Top of PROVIDED DATA
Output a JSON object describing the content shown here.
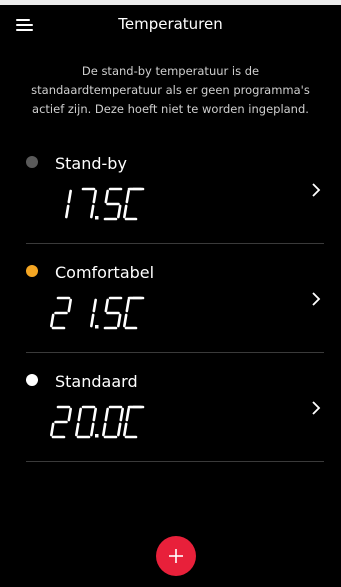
{
  "header": {
    "title": "Temperaturen"
  },
  "description": "De stand-by temperatuur is de standaardtemperatuur als er geen programma's actief zijn. Deze hoeft niet te worden ingepland.",
  "temperatures": [
    {
      "label": "Stand-by",
      "value": "17.5",
      "display": "17.5°C",
      "dot_color": "#5a5a5a"
    },
    {
      "label": "Comfortabel",
      "value": "21.5",
      "display": "21.5°C",
      "dot_color": "#f5a623"
    },
    {
      "label": "Standaard",
      "value": "20.0",
      "display": "20.0°C",
      "dot_color": "#ffffff"
    }
  ],
  "colors": {
    "background": "#000000",
    "add_button": "#e8203a",
    "divider": "#3a3a3a"
  },
  "icons": {
    "menu": "hamburger-icon",
    "chevron": "chevron-right-icon",
    "add": "plus-icon"
  }
}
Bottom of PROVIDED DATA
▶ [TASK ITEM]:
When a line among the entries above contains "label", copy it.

▶ [RESPONSE TO THE EXERCISE]:
      "label": "Stand-by",
      "label": "Comfortabel",
      "label": "Standaard",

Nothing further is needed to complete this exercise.